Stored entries
╭──
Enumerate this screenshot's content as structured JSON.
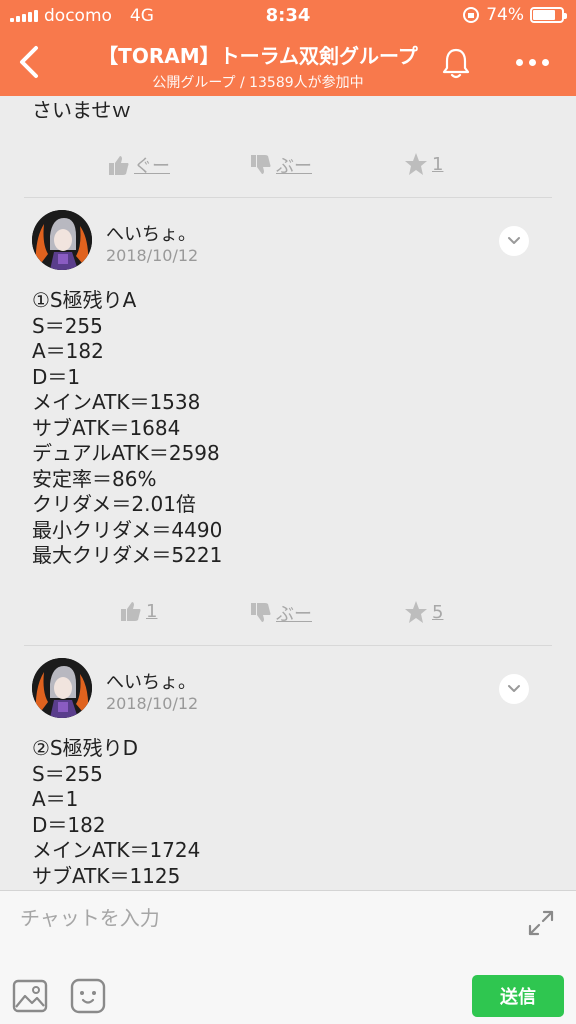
{
  "status_bar": {
    "carrier": "docomo",
    "network": "4G",
    "time": "8:34",
    "battery": "74%",
    "battery_level": 0.74
  },
  "header": {
    "title": "【TORAM】トーラム双剣グループ",
    "subtitle": "公開グループ / 13589人が参加中"
  },
  "feed": {
    "partial_post": {
      "tail_text": "さいませｗ",
      "reactions": {
        "good": "ぐー",
        "bad": "ぶー",
        "star": "1"
      }
    },
    "posts": [
      {
        "author": "へいちょ。",
        "date": "2018/10/12",
        "lines": [
          "①S極残りA",
          "S＝255",
          "A＝182",
          "D＝1",
          "メインATK＝1538",
          "サブATK＝1684",
          "デュアルATK＝2598",
          "安定率＝86%",
          "クリダメ＝2.01倍",
          "最小クリダメ＝4490",
          "最大クリダメ＝5221"
        ],
        "reactions": {
          "good": "1",
          "bad": "ぶー",
          "star": "5"
        }
      },
      {
        "author": "へいちょ。",
        "date": "2018/10/12",
        "lines": [
          "②S極残りD",
          "S＝255",
          "A＝1",
          "D＝182",
          "メインATK＝1724",
          "サブATK＝1125"
        ]
      }
    ]
  },
  "composer": {
    "placeholder": "チャットを入力",
    "send_label": "送信"
  },
  "colors": {
    "accent": "#f8794c",
    "send": "#2fc650",
    "muted": "#a8a8a8"
  }
}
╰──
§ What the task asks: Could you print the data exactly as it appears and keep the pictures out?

§ Answer space:
Enumerate this screenshot's content as structured JSON.
{
  "status_bar": {
    "carrier": "docomo",
    "network": "4G",
    "time": "8:34",
    "battery": "74%",
    "battery_level": 0.74
  },
  "header": {
    "title": "【TORAM】トーラム双剣グループ",
    "subtitle": "公開グループ / 13589人が参加中"
  },
  "feed": {
    "partial_post": {
      "tail_text": "さいませｗ",
      "reactions": {
        "good": "ぐー",
        "bad": "ぶー",
        "star": "1"
      }
    },
    "posts": [
      {
        "author": "へいちょ。",
        "date": "2018/10/12",
        "lines": [
          "①S極残りA",
          "S＝255",
          "A＝182",
          "D＝1",
          "メインATK＝1538",
          "サブATK＝1684",
          "デュアルATK＝2598",
          "安定率＝86%",
          "クリダメ＝2.01倍",
          "最小クリダメ＝4490",
          "最大クリダメ＝5221"
        ],
        "reactions": {
          "good": "1",
          "bad": "ぶー",
          "star": "5"
        }
      },
      {
        "author": "へいちょ。",
        "date": "2018/10/12",
        "lines": [
          "②S極残りD",
          "S＝255",
          "A＝1",
          "D＝182",
          "メインATK＝1724",
          "サブATK＝1125"
        ]
      }
    ]
  },
  "composer": {
    "placeholder": "チャットを入力",
    "send_label": "送信"
  },
  "colors": {
    "accent": "#f8794c",
    "send": "#2fc650",
    "muted": "#a8a8a8"
  }
}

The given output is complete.